- hosts: all
  become: true
  become_method: sudo

  - name: apt-get update && install deps
      update_cache: yes
      name: "{{ item }}"
      state: present
      - vim
      - wget
      - rsync
      - make
      - setup
      - deps

Run this against the instance

ansible-playbook -i aws_inv.ini site.yml

PLAY [all] ********************************************************************************************************************

TASK [Gathering Facts] ********************************************************************************************************
ok: [homelab]

TASK [apt-get update && install deps] *****************************************************************************************
changed: [homelab] => (item=[u'vim', u'wget', u'rsync', u'make'])

PLAY RECAP ********************************************************************************************************************
homelab                    : ok=2    changed=1    unreachable=0    failed=0

Install docker and enable swarm mode

Next I will install docker and start a one node swarm cluster for hosting the ghost blog using an ansible playbook

ansible-playbook -i aws_inv.ini swarm.yml                                                          

After that finishes running I can log into the instance and see that docker is in-fact running and in swarm mode.

sudo docker node ls
ID                            HOSTNAME            STATUS              AVAILABILITY        MANAGER STATUS
i1hjapxrz3tfkddva4nztnqhs *   ip-172-31-0-177     Ready               Active              Leader

homelab backup

From my homelab I will tar up the docker volume in preparation to move it to AWS

tar -czvf content.tar.gz /data/ghost/content
mv content.tar.gz /home/jahrik/

Pull it to my local workstation

scp .
content.tar.gz                                                                               100%   19MB   7.3MB/s   00:02

SCP to AWS host

Move it up to the cloud

scp content.tar.gz [email protected]:/home/ubuntu/
content.tar.gz                                                                               100%   19MB 639.9KB/s   00:31

Log back in and Inflate it

sudo tar -xzvf content.tar.gz

Create the right directories to place it in.

sudo mkdir -p /data/ghost/content

And finally, move it into place

sudo cp -R data/ghost/content/* /data/ghost/content/

Start the docker service with a stack file

Clone the home_lab repository off github and start up the docker service.

git clone https://github.com/jahrik/home_lab.git

cd home_lab

# edit stack file and change:
# - '2368:2368'
# to
# - '80:2368'
vim ghost/ghost-stack.yml

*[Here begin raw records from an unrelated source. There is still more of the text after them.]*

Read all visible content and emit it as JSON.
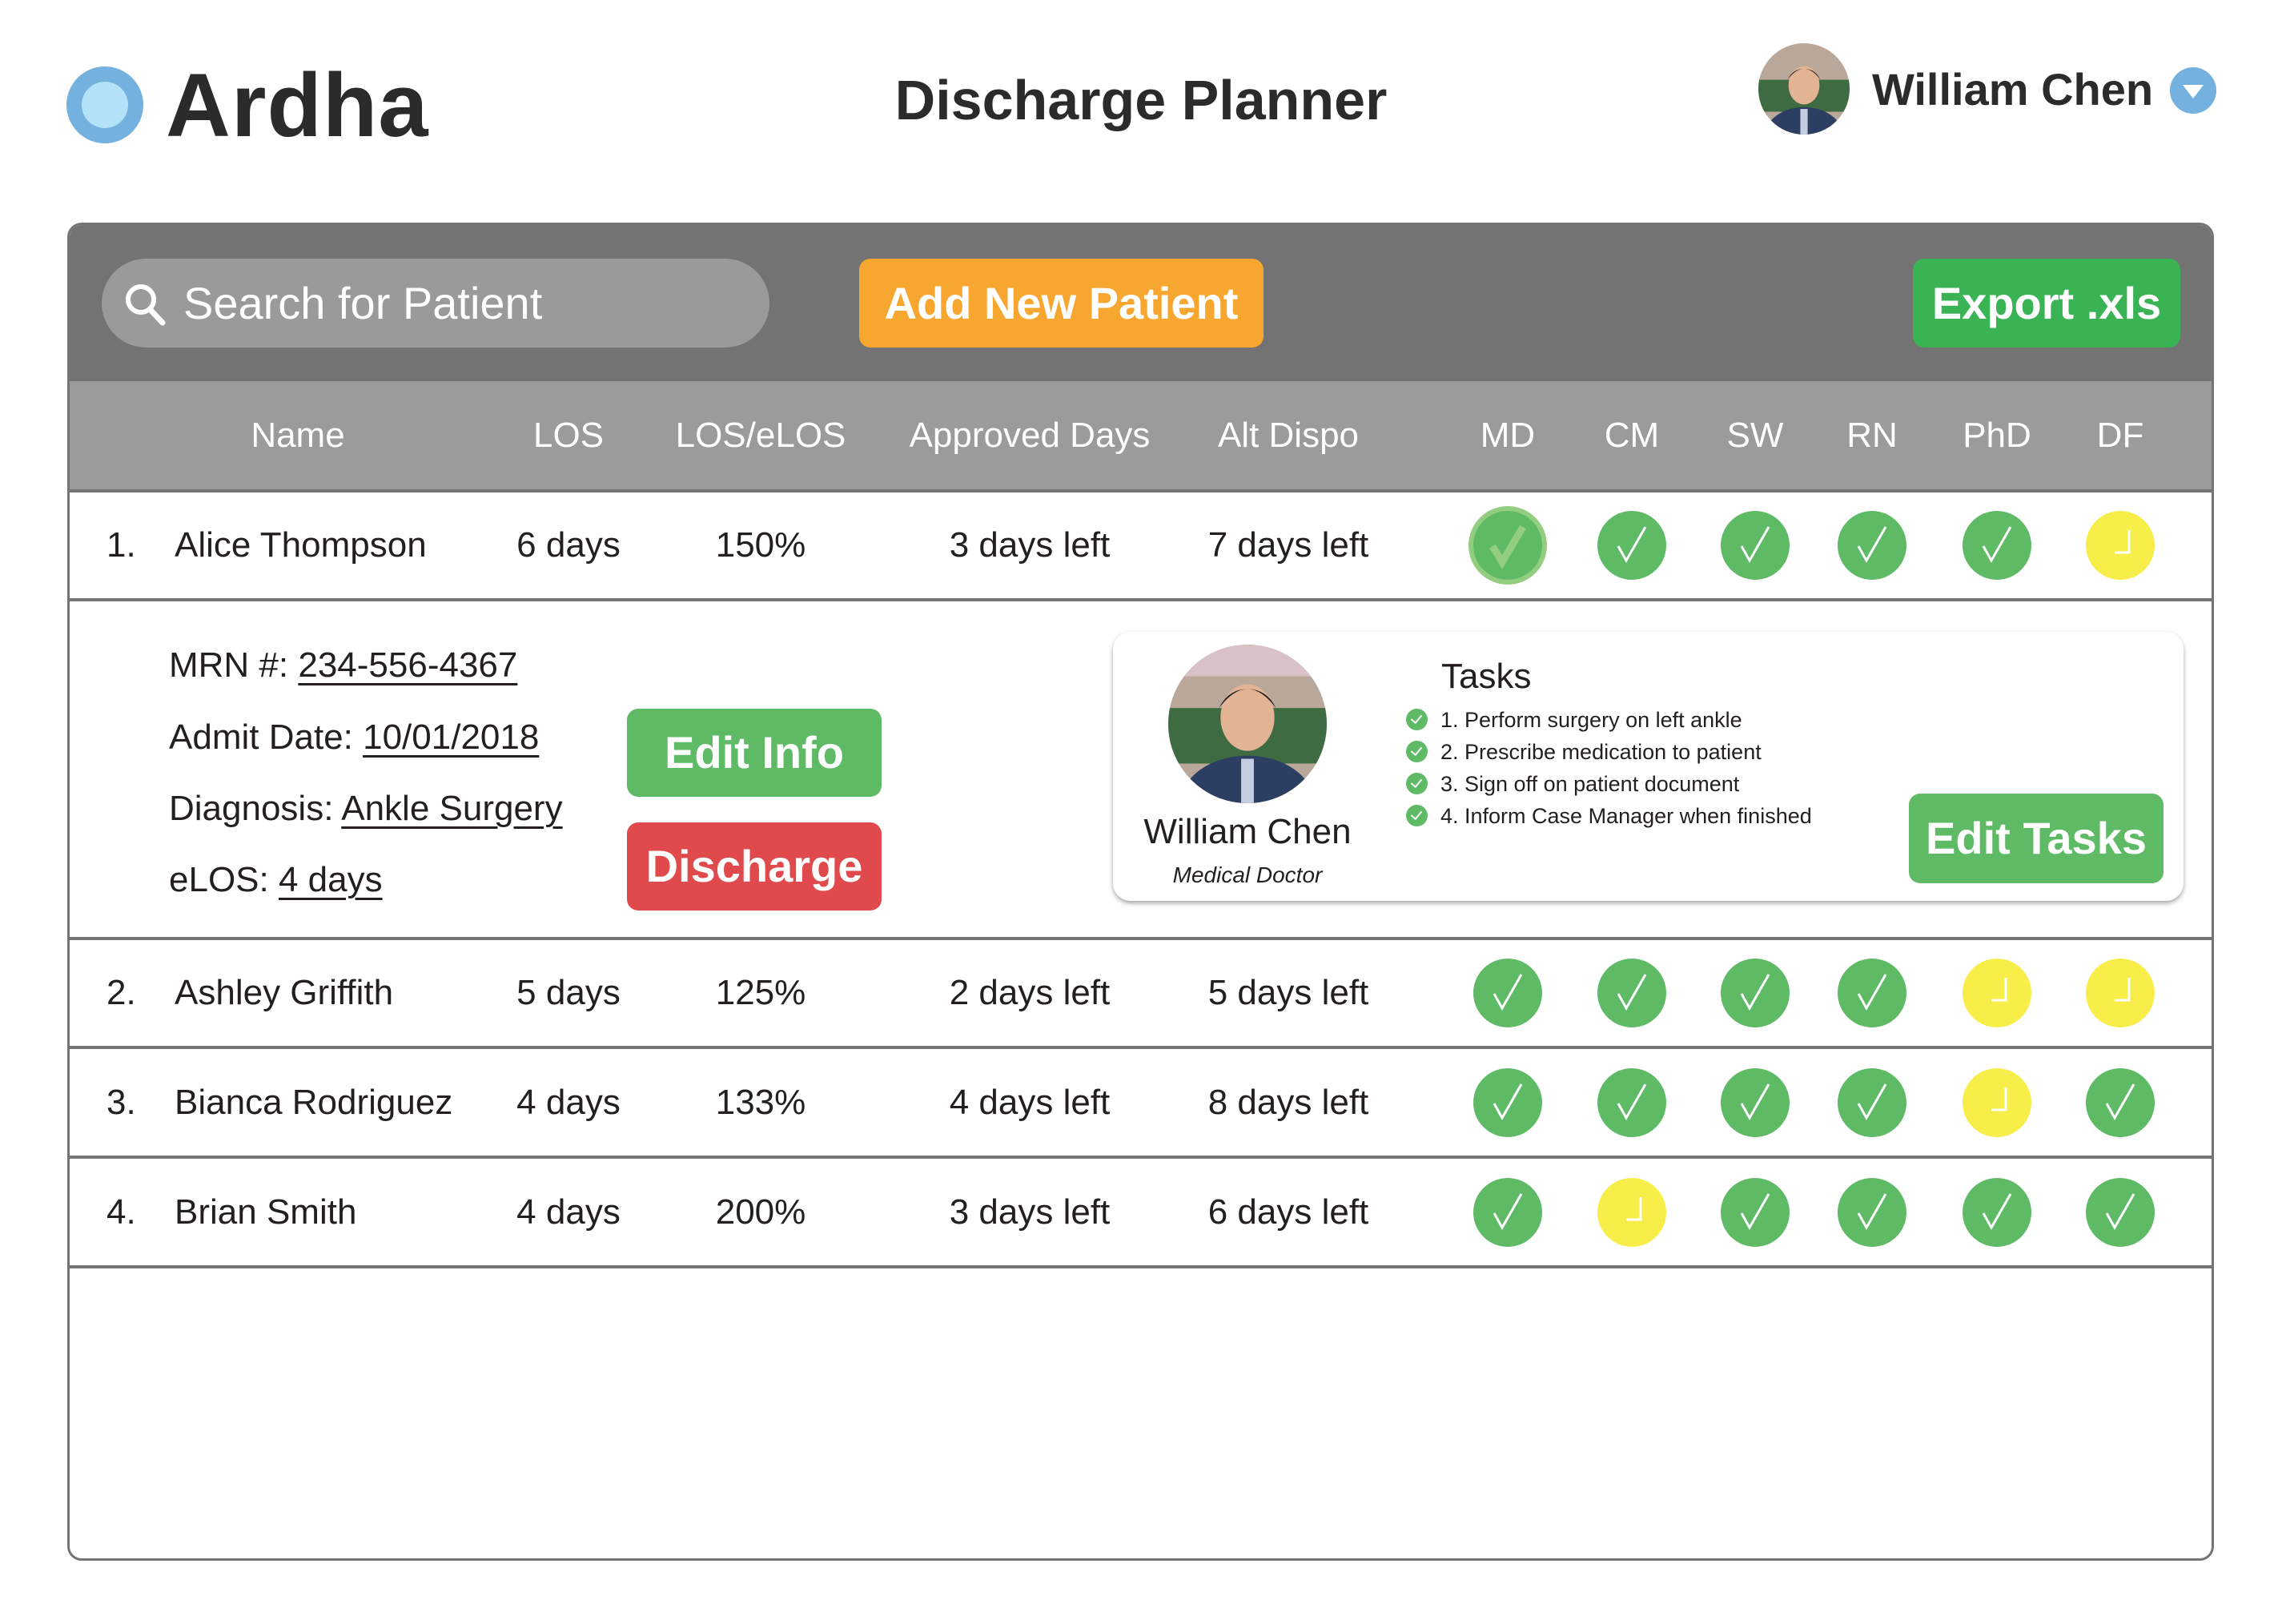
{
  "app": {
    "brand": "Ardha",
    "page_title": "Discharge Planner",
    "user": {
      "name": "William Chen",
      "avatar": "user-photo",
      "menu_icon": "chevron-down-icon"
    }
  },
  "toolbar": {
    "search_placeholder": "Search for Patient",
    "search_value": "",
    "add_patient_label": "Add New Patient",
    "export_label": "Export .xls"
  },
  "colors": {
    "done": "#5fba66",
    "pending": "#f7ee4a",
    "add_button": "#f7a630",
    "export_button": "#3ab354",
    "discharge_button": "#e04a4c",
    "brand_blue": "#74b1df"
  },
  "table": {
    "columns": [
      "Name",
      "LOS",
      "LOS/eLOS",
      "Approved Days",
      "Alt Dispo",
      "MD",
      "CM",
      "SW",
      "RN",
      "PhD",
      "DF"
    ],
    "rows": [
      {
        "num": "1.",
        "name": "Alice Thompson",
        "los": "6 days",
        "los_elos": "150%",
        "approved": "3 days left",
        "alt_dispo": "7 days left",
        "status": [
          "selected",
          "done",
          "done",
          "done",
          "done",
          "pending"
        ],
        "expanded": true
      },
      {
        "num": "2.",
        "name": "Ashley Griffith",
        "los": "5 days",
        "los_elos": "125%",
        "approved": "2 days left",
        "alt_dispo": "5 days left",
        "status": [
          "done",
          "done",
          "done",
          "done",
          "pending",
          "pending"
        ]
      },
      {
        "num": "3.",
        "name": "Bianca Rodriguez",
        "los": "4 days",
        "los_elos": "133%",
        "approved": "4 days left",
        "alt_dispo": "8 days left",
        "status": [
          "done",
          "done",
          "done",
          "done",
          "pending",
          "done"
        ]
      },
      {
        "num": "4.",
        "name": "Brian Smith",
        "los": "4 days",
        "los_elos": "200%",
        "approved": "3 days left",
        "alt_dispo": "6 days left",
        "status": [
          "done",
          "pending",
          "done",
          "done",
          "done",
          "done"
        ]
      }
    ]
  },
  "detail": {
    "mrn_label": "MRN #:",
    "mrn": "234-556-4367",
    "admit_label": "Admit Date:",
    "admit_date": "10/01/2018",
    "diagnosis_label": "Diagnosis:",
    "diagnosis": "Ankle Surgery",
    "elos_label": "eLOS:",
    "elos": "4 days",
    "edit_info_label": "Edit Info",
    "discharge_label": "Discharge",
    "card": {
      "name": "William Chen",
      "role": "Medical Doctor",
      "tasks_title": "Tasks",
      "tasks": [
        {
          "text": "1. Perform surgery on left ankle",
          "done": true
        },
        {
          "text": "2. Prescribe medication to patient",
          "done": true
        },
        {
          "text": "3. Sign off on patient document",
          "done": true
        },
        {
          "text": "4. Inform Case Manager when finished",
          "done": true
        }
      ],
      "edit_tasks_label": "Edit Tasks"
    }
  }
}
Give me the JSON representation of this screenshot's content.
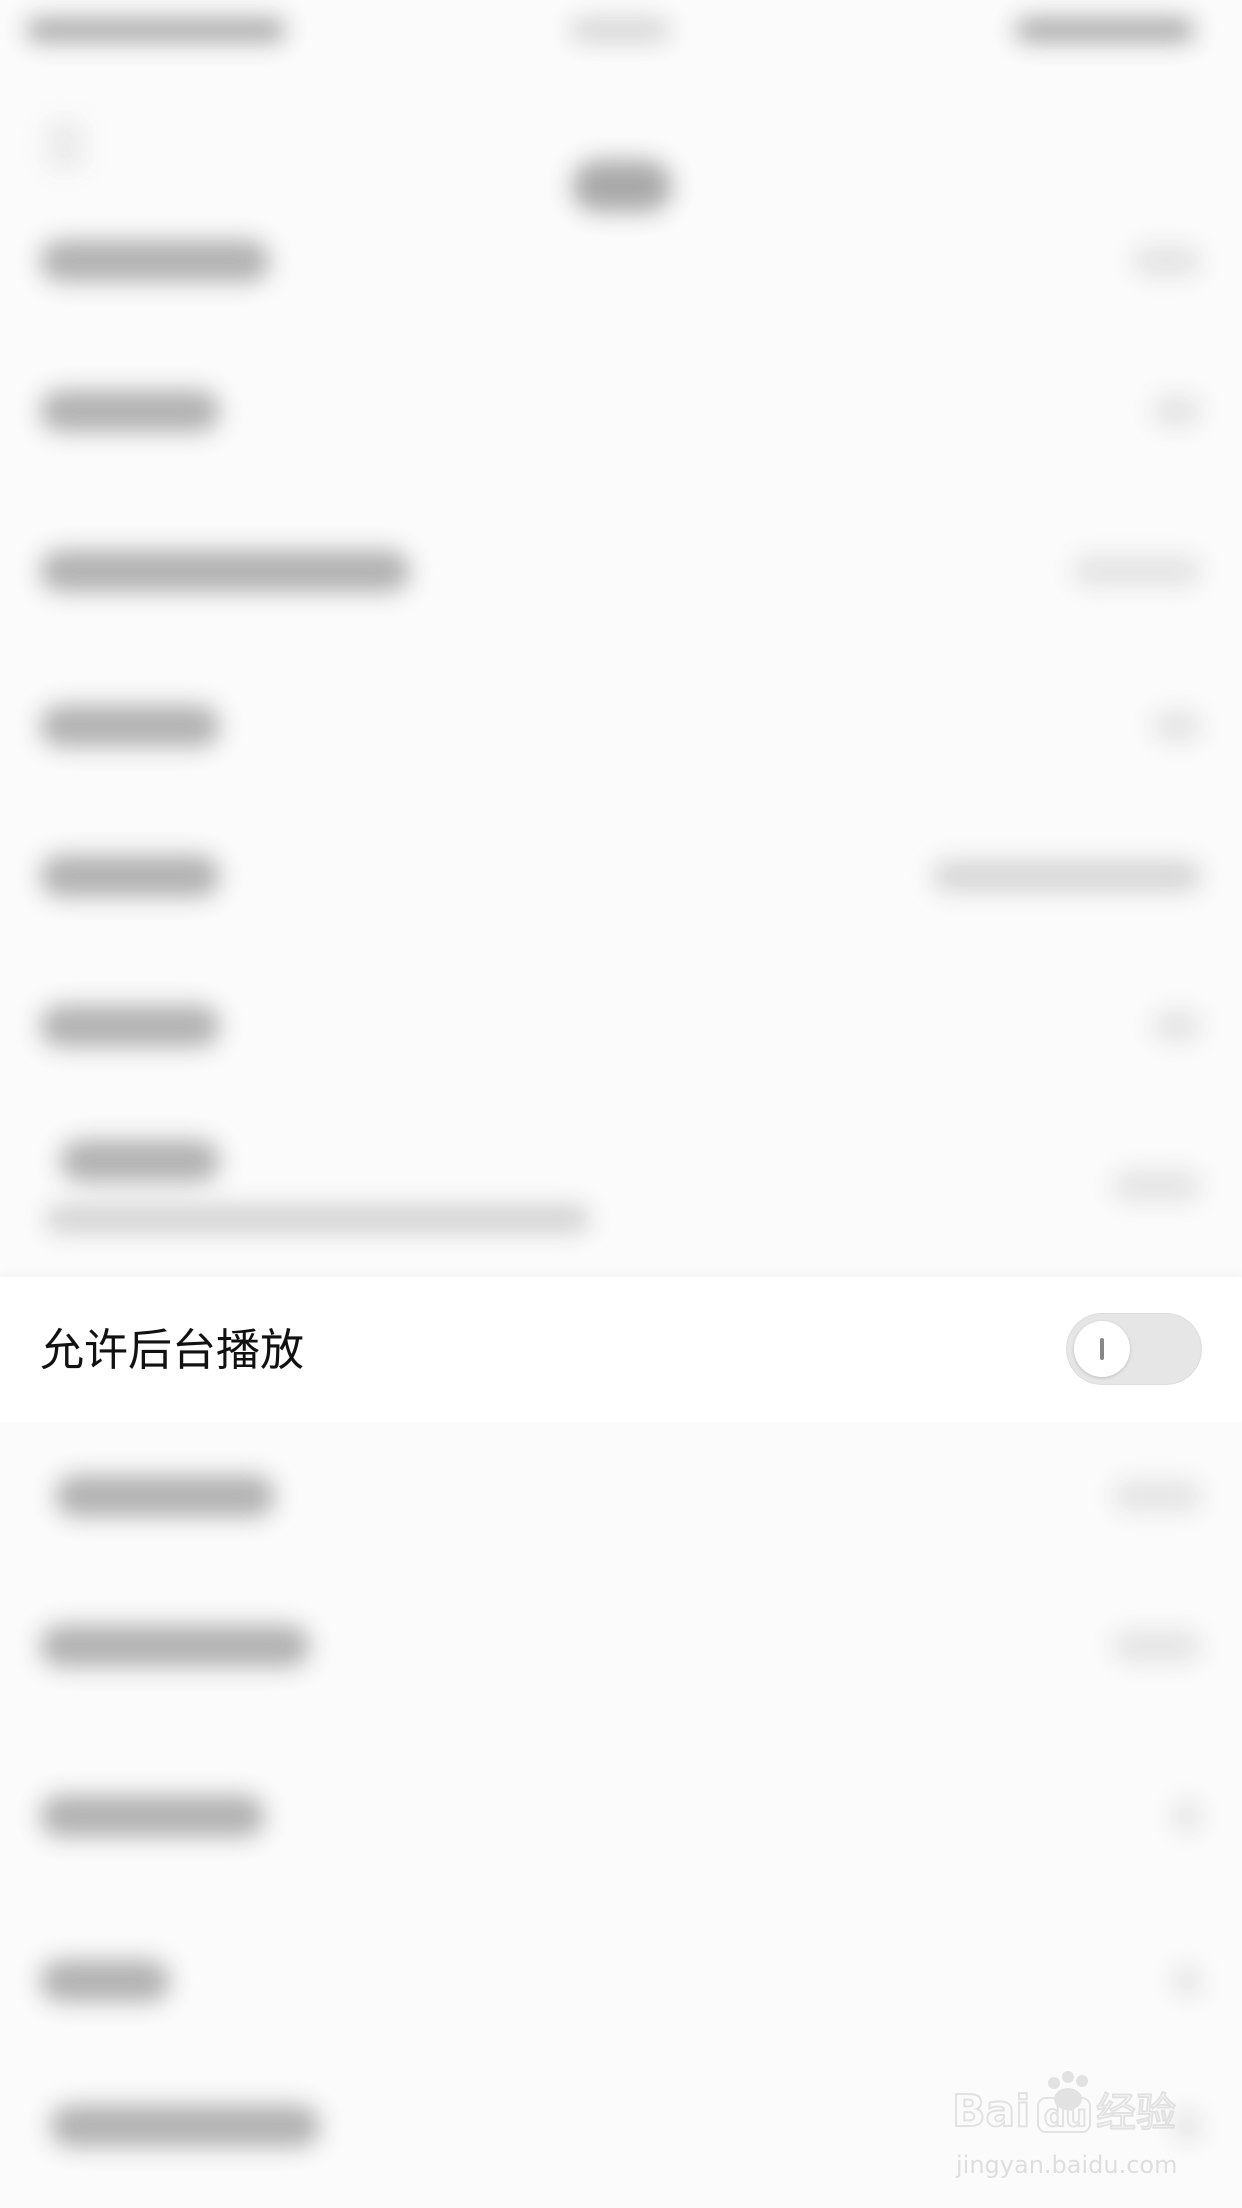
{
  "focused_setting": {
    "label": "允许后台播放",
    "toggle_state": "off"
  },
  "watermark": {
    "brand": "Baidu经验",
    "url": "jingyan.baidu.com"
  },
  "colors": {
    "background": "#fbfbfb",
    "focus_row_bg": "#ffffff",
    "label_text": "#111111",
    "toggle_off_track": "#e6e6e6"
  }
}
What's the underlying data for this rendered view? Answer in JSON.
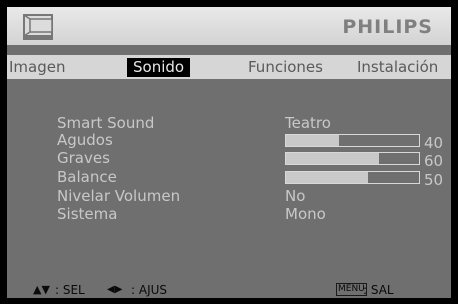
{
  "header": {
    "brand": "PHILIPS",
    "icon": "tv-icon"
  },
  "tabs": [
    {
      "label": "Imagen",
      "active": false
    },
    {
      "label": "Sonido",
      "active": true
    },
    {
      "label": "Funciones",
      "active": false
    },
    {
      "label": "Instalación",
      "active": false
    }
  ],
  "settings": {
    "smart_sound": {
      "label": "Smart Sound",
      "value": "Teatro"
    },
    "agudos": {
      "label": "Agudos",
      "value": 40,
      "level": 0.4
    },
    "graves": {
      "label": "Graves",
      "value": 60,
      "level": 0.7
    },
    "balance": {
      "label": "Balance",
      "value": 50,
      "level": 0.62
    },
    "nivelar_volumen": {
      "label": "Nivelar Volumen",
      "value": "No"
    },
    "sistema": {
      "label": "Sistema",
      "value": "Mono"
    }
  },
  "footer": {
    "sel_icon": "up-down-arrows-icon",
    "sel_label": ": SEL",
    "ajus_icon": "left-right-arrows-icon",
    "ajus_label": ": AJUS",
    "menu_key": "MENU",
    "menu_label": ": SAL"
  },
  "colors": {
    "panel": "#6f6f6f",
    "header": "#e0e0e0",
    "tabs_bar": "#d6d6d6",
    "active_tab": "#000000",
    "text": "#c8c8c8",
    "bar_fill": "#c9c9c9"
  }
}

Start it up

sudo docker stack deploy -c ghost/ghost-stack.yml ghost
Creating network ghost_default
Creating service ghost_blog

Tail the logs to it start up

sudo docker service logs -f ghost_blog
[email protected]    | [2018-01-17 08:02:06] INFO Finished database migration!
[email protected]    | [2018-01-17 08:02:08] INFO Ghost is running in production...
[email protected]    | [2018-01-17 08:02:08] INFO Your blog is now available on http://homelab.business/
[email protected]    | [2018-01-17 08:02:08] INFO Ctrl+C to shut down
[email protected]    | [2018-01-17 08:02:08] INFO Ghost boot 2.106s

Browse to the public IP and I can see it running.

ghost default

Redirect Cloudflare to the new public IP.

google domain

Test it all out.